### WHAT YOU HAVE TO DO
In the listing that follows, count the lines holding the word "世界上的另一个我" and report only that number.

○ ○ ○ ○ ○ ○ ○

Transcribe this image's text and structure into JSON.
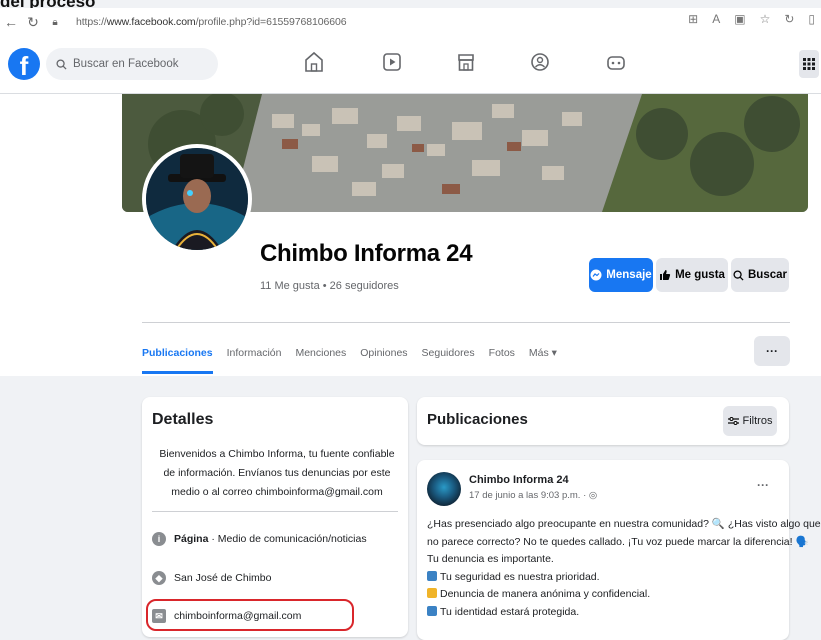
{
  "caption": "del proceso",
  "browser": {
    "url_prefix": "https://",
    "url_domain": "www.facebook.com",
    "url_path": "/profile.php?id=61559768106606"
  },
  "fb": {
    "search_placeholder": "Buscar en Facebook"
  },
  "profile": {
    "name": "Chimbo Informa 24",
    "stats": "11 Me gusta • 26 seguidores",
    "buttons": {
      "message": "Mensaje",
      "like": "Me gusta",
      "search": "Buscar"
    },
    "tabs": [
      "Publicaciones",
      "Información",
      "Menciones",
      "Opiniones",
      "Seguidores",
      "Fotos",
      "Más ▾"
    ],
    "more": "···"
  },
  "details": {
    "title": "Detalles",
    "bio": "Bienvenidos a Chimbo Informa, tu fuente confiable de información. Envíanos tus denuncias por este medio o al correo chimboinforma@gmail.com",
    "category_label": "Página",
    "category_value": " · Medio de comunicación/noticias",
    "location": "San José de Chimbo",
    "email": "chimboinforma@gmail.com"
  },
  "publications": {
    "title": "Publicaciones",
    "filters": "Filtros",
    "post": {
      "author": "Chimbo Informa 24",
      "time": "17 de junio a las 9:03 p.m. · ",
      "lines": [
        "¿Has presenciado algo preocupante en nuestra comunidad? 🔍 ¿Has visto algo que",
        "no parece correcto? No te quedes callado. ¡Tu voz puede marcar la diferencia! 🗣️",
        "Tu denuncia es importante.",
        "Tu seguridad es nuestra prioridad.",
        "Denuncia de manera anónima y confidencial.",
        "Tu identidad estará protegida."
      ]
    }
  },
  "colors": {
    "fb_blue": "#1877f2",
    "highlight_red": "#d9262b"
  }
}
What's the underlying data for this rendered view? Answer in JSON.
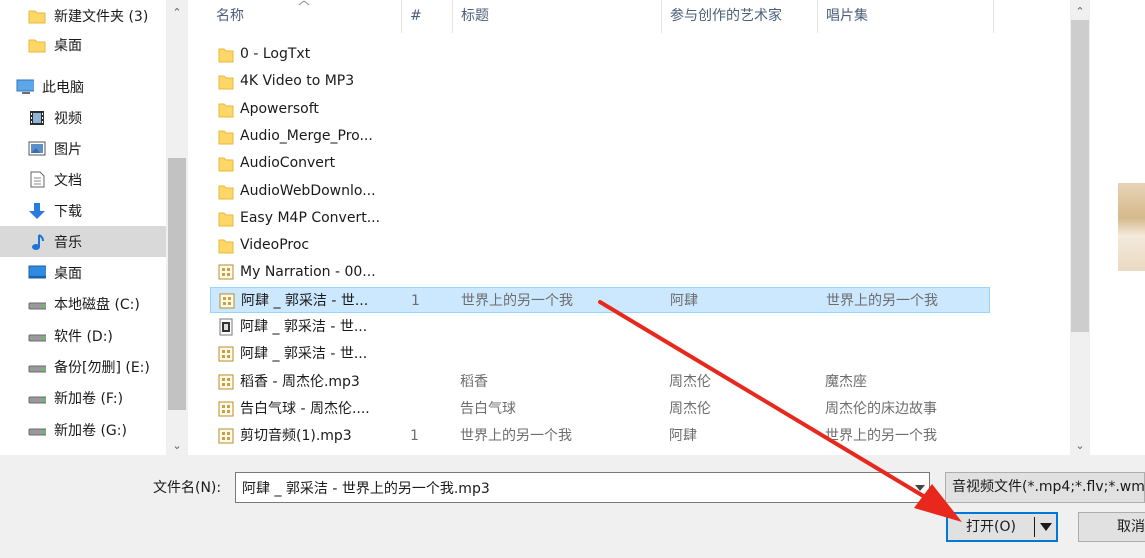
{
  "nav": {
    "items": [
      {
        "label": "新建文件夹 (3)",
        "icon": "folder-icon"
      },
      {
        "label": "桌面",
        "icon": "folder-icon"
      },
      {
        "label": "此电脑",
        "icon": "computer-icon"
      },
      {
        "label": "视频",
        "icon": "video-icon"
      },
      {
        "label": "图片",
        "icon": "picture-icon"
      },
      {
        "label": "文档",
        "icon": "document-icon"
      },
      {
        "label": "下载",
        "icon": "download-icon"
      },
      {
        "label": "音乐",
        "icon": "music-icon",
        "selected": true
      },
      {
        "label": "桌面",
        "icon": "desktop-icon"
      },
      {
        "label": "本地磁盘 (C:)",
        "icon": "drive-icon"
      },
      {
        "label": "软件 (D:)",
        "icon": "drive-icon"
      },
      {
        "label": "备份[勿删] (E:)",
        "icon": "drive-icon"
      },
      {
        "label": "新加卷 (F:)",
        "icon": "drive-icon"
      },
      {
        "label": "新加卷 (G:)",
        "icon": "drive-icon"
      }
    ]
  },
  "columns": {
    "name": "名称",
    "number": "#",
    "title": "标题",
    "artist": "参与创作的艺术家",
    "album": "唱片集"
  },
  "files": [
    {
      "name": "0 - LogTxt",
      "type": "folder",
      "number": "",
      "title": "",
      "artist": "",
      "album": ""
    },
    {
      "name": "4K Video to MP3",
      "type": "folder",
      "number": "",
      "title": "",
      "artist": "",
      "album": ""
    },
    {
      "name": "Apowersoft",
      "type": "folder",
      "number": "",
      "title": "",
      "artist": "",
      "album": ""
    },
    {
      "name": "Audio_Merge_Pro...",
      "type": "folder",
      "number": "",
      "title": "",
      "artist": "",
      "album": ""
    },
    {
      "name": "AudioConvert",
      "type": "folder",
      "number": "",
      "title": "",
      "artist": "",
      "album": ""
    },
    {
      "name": "AudioWebDownlo...",
      "type": "folder",
      "number": "",
      "title": "",
      "artist": "",
      "album": ""
    },
    {
      "name": "Easy M4P Convert...",
      "type": "folder",
      "number": "",
      "title": "",
      "artist": "",
      "album": ""
    },
    {
      "name": "VideoProc",
      "type": "folder",
      "number": "",
      "title": "",
      "artist": "",
      "album": ""
    },
    {
      "name": "My Narration - 00...",
      "type": "audio",
      "number": "",
      "title": "",
      "artist": "",
      "album": ""
    },
    {
      "name": "阿肆 _ 郭采洁 - 世...",
      "type": "audio",
      "number": "1",
      "title": "世界上的另一个我",
      "artist": "阿肆",
      "album": "世界上的另一个我",
      "selected": true
    },
    {
      "name": "阿肆 _ 郭采洁 - 世...",
      "type": "media",
      "number": "",
      "title": "",
      "artist": "",
      "album": ""
    },
    {
      "name": "阿肆 _ 郭采洁 - 世...",
      "type": "audio",
      "number": "",
      "title": "",
      "artist": "",
      "album": ""
    },
    {
      "name": "稻香 - 周杰伦.mp3",
      "type": "audio",
      "number": "",
      "title": "稻香",
      "artist": "周杰伦",
      "album": "魔杰座"
    },
    {
      "name": "告白气球 - 周杰伦....",
      "type": "audio",
      "number": "",
      "title": "告白气球",
      "artist": "周杰伦",
      "album": "周杰伦的床边故事"
    },
    {
      "name": "剪切音频(1).mp3",
      "type": "audio",
      "number": "1",
      "title": "世界上的另一个我",
      "artist": "阿肆",
      "album": "世界上的另一个我"
    }
  ],
  "filename": {
    "label": "文件名(N):",
    "value": "阿肆 _ 郭采洁 - 世界上的另一个我.mp3"
  },
  "filter": {
    "value": "音视频文件(*.mp4;*.flv;*.wm"
  },
  "buttons": {
    "open": "打开(O)",
    "cancel": "取消"
  },
  "annotation_color": "#e8281c"
}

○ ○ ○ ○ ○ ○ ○

### SOLUTION FOR THIS TASK
5